To bring contingent workforce and services category managers and sourcing practitioners up to speed on these developments, we recently published “Crowdsourcing: New Trends and Developments” (Part 1 and Part 2). In the two-part Spend Matters Plus research brief, we explained what crowdsourcing is (and what it is not), as well as provided examples of various crowdsourcing platforms and how enterprises are using such platforms. In addition to identifying key trends, we also offered some practical considerations for practitioners.

But even with all that, there’s still more for procurement to explore in the world of crowdsourcing. The purpose of this post is to touch upon some of the observations that made it into the report, along with a few that did not.


A recent article, co-authored by the CEO of the “expert crowdsourcing” platform provider Wikistrat, provided this helpful encapsulation of crowdsourcing:

“Crowdsourcing isn’t just a buzzword. It is also — and probably most importantly — an ecosystem of its own. Crowdsourcing to solve problems and generate new knowledge comes in many forms, including idea generation, innovation, microtasks, corporate research and development, unpaid competitions and paid crowds.”

From our perspective, rather than considering it as obscure concept with very limited uses, we view crowdsourcing as a robust tool kit for business problem solving. In fact, it is clear that new applications are being and will be discovered and implemented.

Crowdsourcing, as an operational model, is not about engaging an individual worker or freelancer to perform a specific job. Rather, it is about contracting with a digital platform provider for the production of expected outcomes, deliverables or solutions that are produced from various responses or activities of members of a crowd.

Crowds can range in size from a hundred to hundreds of thousands of members. Some crowds are vetted, but sometimes the general public is the crowd. Platforms can range from those that distribute and aggregate microtasks to those that can support bounty hunts (find software bugs), contests (submit the best graphic design) and sophisticated challenges (come up with a better approach to cleaning up oil spills). And what they all have in common is leveraging a crowd to produce and deliver a service for a crowd platform provider’s client.

It should be noted that there are a few pure-play technology providers that only license their software platforms to companies that want do-it-yourself crowdsourcing.
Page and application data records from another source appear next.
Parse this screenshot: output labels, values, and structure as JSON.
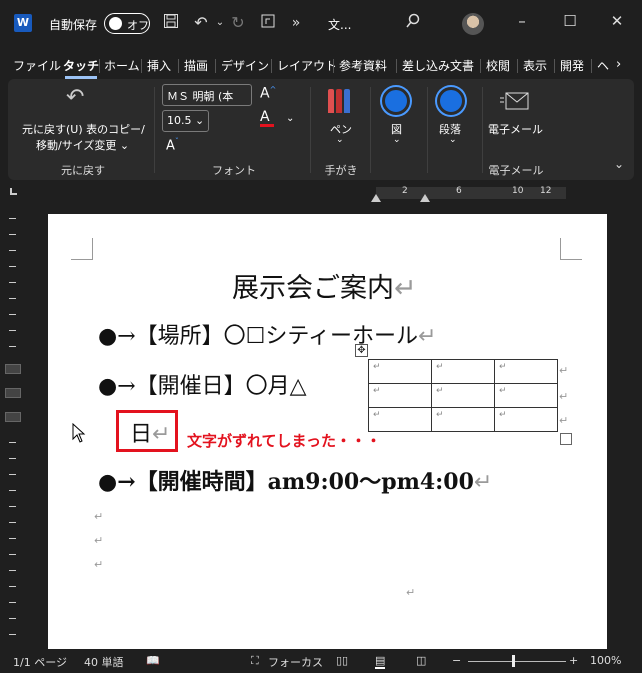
{
  "titlebar": {
    "app_letter": "W",
    "autosave_label": "自動保存",
    "autosave_state": "オフ",
    "doc_title": "文...",
    "more": "»",
    "icons": [
      "save-icon",
      "undo-icon",
      "redo-icon",
      "touch-mode-icon",
      "search-icon",
      "minimize-icon",
      "maximize-icon",
      "close-icon"
    ]
  },
  "tabs": [
    "ファイル",
    "タッチ",
    "ホーム",
    "挿入",
    "描画",
    "デザイン",
    "レイアウト",
    "参考資料",
    "差し込み文書",
    "校閲",
    "表示",
    "開発",
    "ヘ"
  ],
  "active_tab": "タッチ",
  "ribbon": {
    "undo_line1": "元に戻す(U) 表のコピー/",
    "undo_line2": "移動/サイズ変更 ⌄",
    "undo_group": "元に戻す",
    "font_name": "ＭＳ 明朝 (本",
    "font_size": "10.5",
    "font_group": "フォント",
    "pen_label": "ペン",
    "handwriting_group": "手がき",
    "figure_label": "図",
    "paragraph_label": "段落",
    "email_label": "電子メール",
    "email_group": "電子メール"
  },
  "ruler": {
    "numbers": [
      "2",
      "6",
      "10",
      "12"
    ]
  },
  "document": {
    "title": "展示会ご案内",
    "line1": "●→【場所】〇☐シティーホール",
    "line2": "●→【開催日】〇月△",
    "line2_wrap": "日",
    "line3": "●→【開催時間】am9:00～pm4:00",
    "return_mark": "↵",
    "annotation": "文字がずれてしまった・・・",
    "table_rows": 3,
    "table_cols": 3
  },
  "status": {
    "page": "1/1 ページ",
    "words": "40 単語",
    "focus": "フォーカス",
    "zoom": "100%",
    "zoom_minus": "−",
    "zoom_plus": "+"
  },
  "colors": {
    "annotation": "#e3121e",
    "accent": "#185abd",
    "ribbon_bg": "#2b2b2b"
  }
}
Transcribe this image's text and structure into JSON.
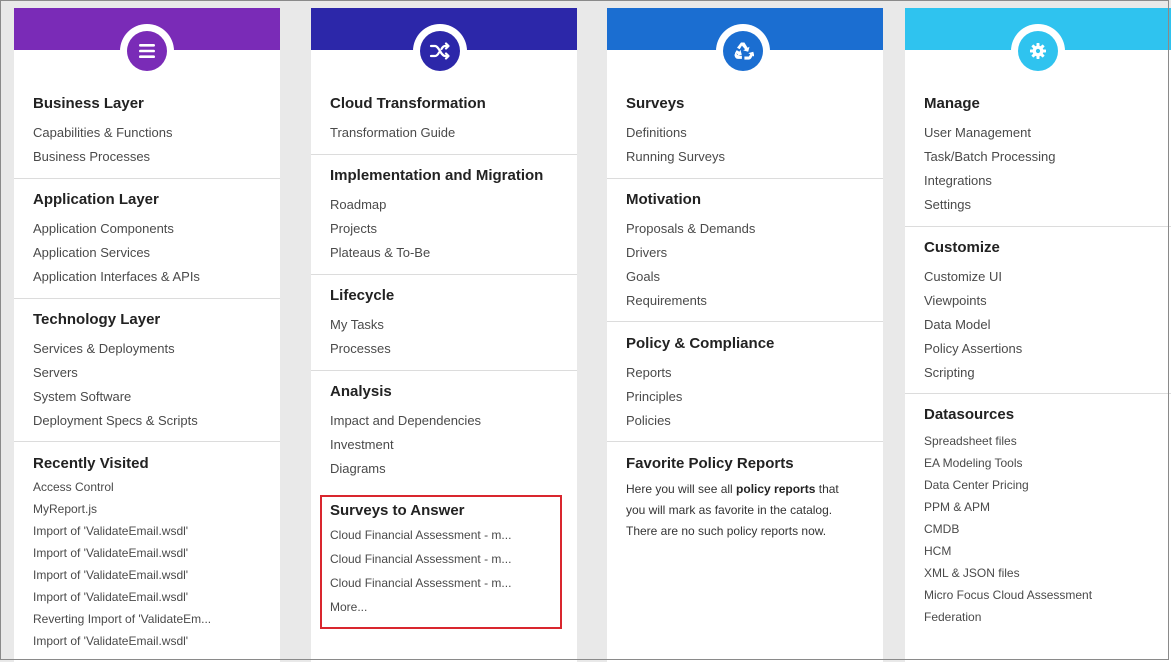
{
  "colors": {
    "band1": "#7a2bb7",
    "band2": "#2c27a9",
    "band3": "#1b6ed1",
    "band4": "#2fc3ef",
    "highlight": "#d9262e"
  },
  "columns": [
    {
      "icon": "menu-icon",
      "sections": [
        {
          "heading": "Business Layer",
          "items": [
            "Capabilities & Functions",
            "Business Processes"
          ]
        },
        {
          "heading": "Application Layer",
          "items": [
            "Application Components",
            "Application Services",
            "Application Interfaces & APIs"
          ]
        },
        {
          "heading": "Technology Layer",
          "items": [
            "Services & Deployments",
            "Servers",
            "System Software",
            "Deployment Specs & Scripts"
          ]
        },
        {
          "heading": "Recently Visited",
          "items": [
            "Access Control",
            "MyReport.js",
            "Import of 'ValidateEmail.wsdl'",
            "Import of 'ValidateEmail.wsdl'",
            "Import of 'ValidateEmail.wsdl'",
            "Import of 'ValidateEmail.wsdl'",
            "Reverting Import of 'ValidateEm...",
            "Import of 'ValidateEmail.wsdl'"
          ]
        }
      ]
    },
    {
      "icon": "shuffle-icon",
      "sections": [
        {
          "heading": "Cloud Transformation",
          "items": [
            "Transformation Guide"
          ]
        },
        {
          "heading": "Implementation and Migration",
          "items": [
            "Roadmap",
            "Projects",
            "Plateaus & To-Be"
          ]
        },
        {
          "heading": "Lifecycle",
          "items": [
            "My Tasks",
            "Processes"
          ]
        },
        {
          "heading": "Analysis",
          "items": [
            "Impact and Dependencies",
            "Investment",
            "Diagrams"
          ]
        },
        {
          "heading": "Surveys to Answer",
          "items": [
            "Cloud Financial Assessment - m...",
            "Cloud Financial Assessment - m...",
            "Cloud Financial Assessment - m...",
            "More..."
          ]
        }
      ]
    },
    {
      "icon": "recycle-icon",
      "sections": [
        {
          "heading": "Surveys",
          "items": [
            "Definitions",
            "Running Surveys"
          ]
        },
        {
          "heading": "Motivation",
          "items": [
            "Proposals & Demands",
            "Drivers",
            "Goals",
            "Requirements"
          ]
        },
        {
          "heading": "Policy & Compliance",
          "items": [
            "Reports",
            "Principles",
            "Policies"
          ]
        },
        {
          "heading": "Favorite Policy Reports",
          "text_before": "Here you will see all ",
          "text_bold": "policy reports",
          "text_after": " that you will mark as favorite in the catalog. There are no such policy reports now."
        }
      ]
    },
    {
      "icon": "gear-icon",
      "sections": [
        {
          "heading": "Manage",
          "items": [
            "User Management",
            "Task/Batch Processing",
            "Integrations",
            "Settings"
          ]
        },
        {
          "heading": "Customize",
          "items": [
            "Customize UI",
            "Viewpoints",
            "Data Model",
            "Policy Assertions",
            "Scripting"
          ]
        },
        {
          "heading": "Datasources",
          "items": [
            "Spreadsheet files",
            "EA Modeling Tools",
            "Data Center Pricing",
            "PPM & APM",
            "CMDB",
            "HCM",
            "XML & JSON files",
            "Micro Focus Cloud Assessment",
            "Federation"
          ]
        }
      ]
    }
  ]
}
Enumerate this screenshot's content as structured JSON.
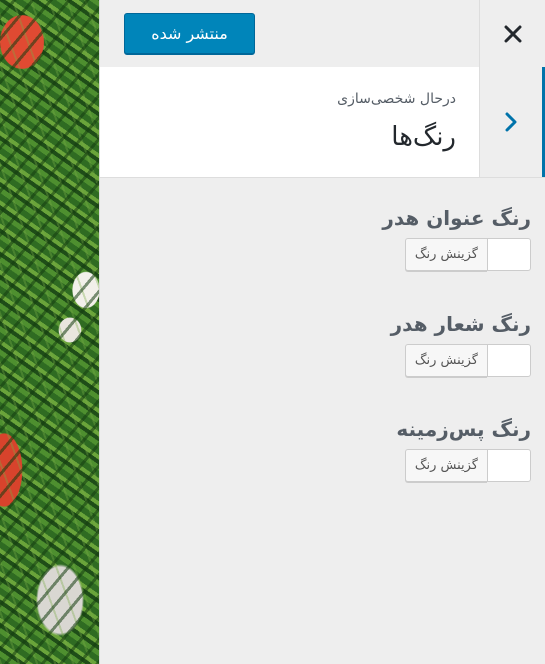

But we are focusing on a larger set of crowdsourcing providers that have both built their own technology platforms and developed their own crowds; together these are bundled and managed to provide a complete service solution to their clients.

The takeaway here: A crowdsourcing provider is a true service provider, not simply an intermediary that facilitates a transaction (and contract) between two individual parties.


There are multiple trends that we observed in our overview of crowdsourcing:

  • Large enterprises are increasingly starting to use crowdsourcing or are already routinely using it
  • Over time, many new and different applications for crowdsourcing are being discovered and implemented (even, for example, applications within procurement, such as Beroe’s LiVE Poll and Coupa’s Prescriptive Community Intelligence
  • The number of different crowdsourcing platform providers is also increasing and sometimes specializing in a particular discipline (effectively a growing population of potential suppliers)
  • Specific solution segments are forming where more than a few specialized crowdsourcing platforms are active. Software testing is one of those areas. (We counted 12 providers.) A number of other specialized areas of focus are also emerging
  • Most recently, crowdsourcing providers that specialize in “human-in-the-loop” data normalization and training of AI. For example, earlier in April, Crowdflower announced its rebranding as Figure Eight, part of the clarification of its more focused AI strategy
  • While most organizations’ use of crowdsourcing is fragmented and standardized methods are generally lacking, there are signs that organizations are beginning to unify management methods and practices. GE’s GeniusLink and governmental agencies like the Department of Defense are two notable examples
  • Finally, new technology may also be changing how crowdsourcing is accomplished and what it can do. AI and machine learning (ML) are beginning to play a role in the crowdsourcing process — not only humans training AI but combining AI and human activities to produce various kinds of services (e.g., Directly). Also, 2017 saw the emergence of the first blockchain-based platform providers (despite the skepticism about blockchain, there are a number of inherent properties that may make blockchain a suitable technology for crowdsourcing platforms)

Clearly, a lot is happening in the world of crowdsourcing. For most practitioners, perhaps more than meets the eye.

More Than a Fad

Crowdsourcing is not a passing fad nor an approach so specialized that the uses for it are severely limited. Rather than an obscure, baffling idea, it really is a robust tool kit for business problem solving.

While crowdsourcing may not quite be a mainstream sourcing approach, it appears to be heading in that direction. That is the case not only because we see increasing enterprise adoption and a proliferation of practical applications. It may also be that an evolving economy, based on technology, information and knowledge, leads to more applications within use cases that don’t exist today.

The bottom line is that crowdsourcing must be well understood and not dismissed by CW/S professionals. It is already being used in valuable ways across many organizations and represents an important source of services. Internal cost savings and risk abatement are probably also outcomes from using crowdsourcing — particularly if crowdsourcing suppliers (providers) are well organized and supplier relationships are well managed. But as we said earlier, what you don’t know can’t help you.

To get a jump on crowdsourcing, we recommend our research brief, “Crowdsourcing: New Trends and Developments” (Part 1 and Part 2).